Archiving health and illness: conceptualisation of the body in a Portuguese biobank
Bodies in transition - Power, Knowledge and Medical Anthropology

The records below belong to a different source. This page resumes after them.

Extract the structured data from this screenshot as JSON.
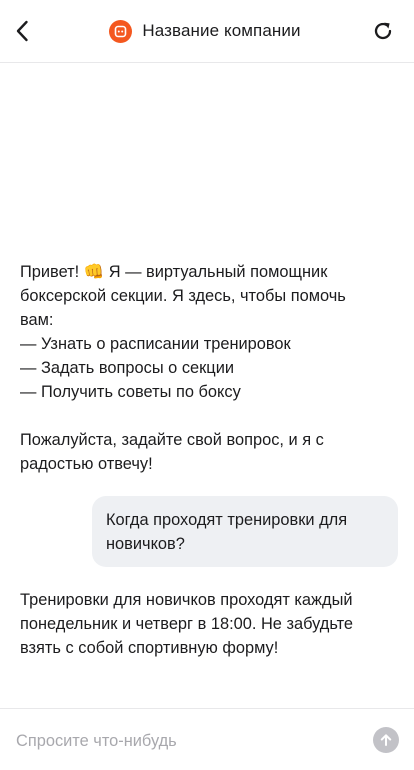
{
  "header": {
    "title": "Название компании",
    "back_icon": "chevron-left-icon",
    "refresh_icon": "refresh-icon",
    "logo_icon": "company-logo-icon",
    "accent_color": "#f4581f"
  },
  "messages": [
    {
      "role": "bot",
      "lines": [
        "Привет! 👊 Я — виртуальный помощник",
        "боксерской секции. Я здесь, чтобы помочь",
        "вам:",
        "— Узнать о расписании тренировок",
        "— Задать вопросы о секции",
        "— Получить советы по боксу",
        "",
        "Пожалуйста, задайте свой вопрос, и я с",
        "радостью отвечу!"
      ]
    },
    {
      "role": "user",
      "lines": [
        "Когда проходят тренировки для",
        "новичков?"
      ]
    },
    {
      "role": "bot",
      "lines": [
        "Тренировки для новичков проходят каждый",
        "понедельник и четверг в 18:00. Не забудьте",
        "взять с собой спортивную форму!"
      ]
    }
  ],
  "composer": {
    "placeholder": "Спросите что-нибудь",
    "value": "",
    "send_icon": "arrow-up-icon"
  }
}
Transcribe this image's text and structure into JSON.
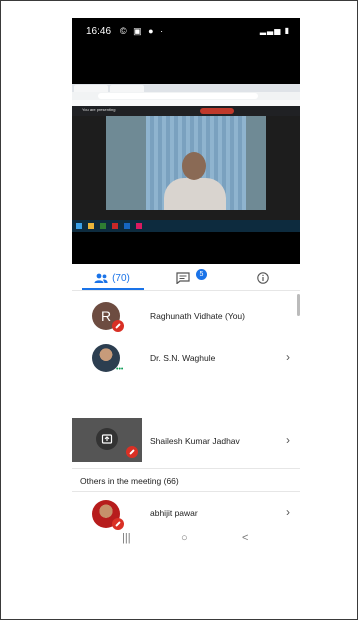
{
  "status_bar": {
    "time": "16:46",
    "icons": "© ▣ ● ·"
  },
  "meet_bar": {
    "presenting_text": "You are presenting"
  },
  "tabs": {
    "people_count": "(70)",
    "chat_badge": "5"
  },
  "participants": [
    {
      "initial": "R",
      "name": "Raghunath Vidhate (You)",
      "muted": true
    },
    {
      "name": "Dr. S.N. Waghule",
      "muted": false,
      "more": "•••"
    },
    {
      "name": "Shailesh Kumar Jadhav",
      "muted": true
    }
  ],
  "others_section": {
    "title": "Others in the meeting (66)"
  },
  "others": [
    {
      "name": "abhijit pawar",
      "muted": true
    }
  ],
  "colors": {
    "accent": "#1a73e8",
    "muted_red": "#d93025",
    "avatar_r": "#6d4c41"
  },
  "nav": {
    "recents": "|||",
    "home": "○",
    "back": "<"
  }
}
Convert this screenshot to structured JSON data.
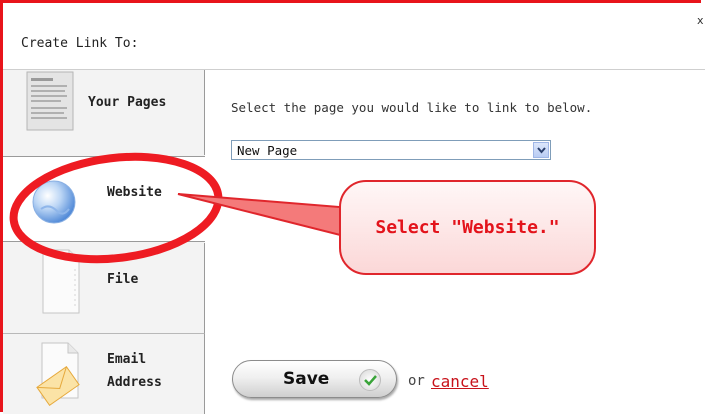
{
  "dialog": {
    "title": "Create Link To:",
    "close_glyph": "x"
  },
  "sidebar": {
    "items": [
      {
        "label": "Your Pages",
        "icon": "document-icon"
      },
      {
        "label": "Website",
        "icon": "globe-icon"
      },
      {
        "label": "File",
        "icon": "file-icon"
      },
      {
        "label_line1": "Email",
        "label_line2": "Address",
        "icon": "envelope-icon"
      }
    ]
  },
  "main": {
    "prompt": "Select the page you would like to link to below.",
    "page_select": {
      "selected": "New Page"
    }
  },
  "actions": {
    "save_label": "Save",
    "or_text": "or",
    "cancel_label": "cancel"
  },
  "annotation": {
    "callout_text": "Select \"Website.\"",
    "color": "#e3131b"
  },
  "colors": {
    "frame_red": "#e8141b",
    "link_red": "#c8121a",
    "sidebar_bg": "#f3f3f3"
  }
}
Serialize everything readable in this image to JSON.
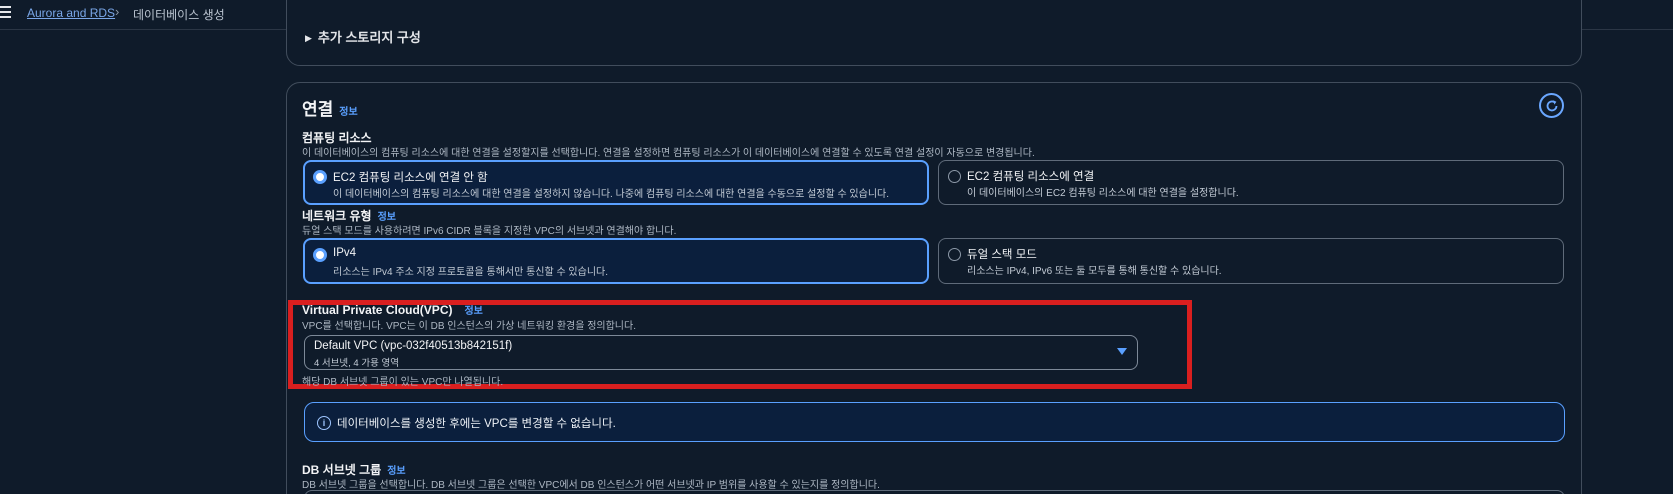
{
  "breadcrumb": {
    "root": "Aurora and RDS",
    "current": "데이터베이스 생성"
  },
  "storage": {
    "expand_label": "추가 스토리지 구성"
  },
  "connectivity": {
    "title": "연결",
    "info": "정보",
    "compute": {
      "title": "컴퓨팅 리소스",
      "description": "이 데이터베이스의 컴퓨팅 리소스에 대한 연결을 설정할지를 선택합니다. 연결을 설정하면 컴퓨팅 리소스가 이 데이터베이스에 연결할 수 있도록 연결 설정이 자동으로 변경됩니다.",
      "options": [
        {
          "label": "EC2 컴퓨팅 리소스에 연결 안 함",
          "description": "이 데이터베이스의 컴퓨팅 리소스에 대한 연결을 설정하지 않습니다. 나중에 컴퓨팅 리소스에 대한 연결을 수동으로 설정할 수 있습니다.",
          "selected": true
        },
        {
          "label": "EC2 컴퓨팅 리소스에 연결",
          "description": "이 데이터베이스의 EC2 컴퓨팅 리소스에 대한 연결을 설정합니다.",
          "selected": false
        }
      ]
    },
    "network_type": {
      "title": "네트워크 유형",
      "info": "정보",
      "description": "듀얼 스택 모드를 사용하려면 IPv6 CIDR 블록을 지정한 VPC의 서브넷과 연결해야 합니다.",
      "options": [
        {
          "label": "IPv4",
          "description": "리소스는 IPv4 주소 지정 프로토콜을 통해서만 통신할 수 있습니다.",
          "selected": true
        },
        {
          "label": "듀얼 스택 모드",
          "description": "리소스는 IPv4, IPv6 또는 둘 모두를 통해 통신할 수 있습니다.",
          "selected": false
        }
      ]
    },
    "vpc": {
      "title": "Virtual Private Cloud(VPC)",
      "info": "정보",
      "description": "VPC를 선택합니다. VPC는 이 DB 인스턴스의 가상 네트워킹 환경을 정의합니다.",
      "selected_value": "Default VPC (vpc-032f40513b842151f)",
      "selected_sub": "4 서브넷, 4 가용 영역",
      "hint": "해당 DB 서브넷 그룹이 있는 VPC만 나열됩니다."
    },
    "alert": {
      "text": "데이터베이스를 생성한 후에는 VPC를 변경할 수 없습니다."
    },
    "subnet_group": {
      "title": "DB 서브넷 그룹",
      "info": "정보",
      "description": "DB 서브넷 그룹을 선택합니다. DB 서브넷 그룹은 선택한 VPC에서 DB 인스턴스가 어떤 서브넷과 IP 범위를 사용할 수 있는지를 정의합니다."
    }
  },
  "colors": {
    "background": "#0f1b2a",
    "accent": "#5aa0ff",
    "highlight_box": "#d91f1f"
  }
}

Biobanks for clinical research are not a complete novelty. In the past, Medicine and life sciences were developed upon the use of human and non-human samples for diagnosis and research purposes. Constructing biobanks implies the harvest and storage of biological samples alongside with clinical data to a set of different collections. The biological samples are collected in a voluntary basis, from ill and healthy donors. During this processes of harvesting and storage, the biological products gain an autonomous existence and identity, different from those of the human individual who has given the sample. The sample identity is particularly given by coding and organization systems, obeying to clinical research criteria. The laboratory procedures scrutinize samples under advanced technologies, to remove impurities and the danger of samples? manipulation. Medical procedures are going deeper, the diagnosis moves from the body surface to the inner body, surpassing the precision of advanced imaging exams. The medical gaze is now focused in a deeper analysis of the body; genes, cells and nano entities are enough to produce a medical diagnostic, in certain cases. The fieldwork, based in a Portuguese biobank, shows the coexistence of attachment and detachment logics between the sample and the original individual body. The equation of time-space of corporeal viability is challenged. As if the self and the body could exist simultaneously in distinct times and places. In this sense, the vision of the body is fragmented: the body is likely to be a source of object-samples, which do not enable researchers to reconstruct or rescue the integral body or the integral individuality. The borders and the boundaries of the body are likely to be more unclear and indefinite, and the frontiers between public and private are also blurred.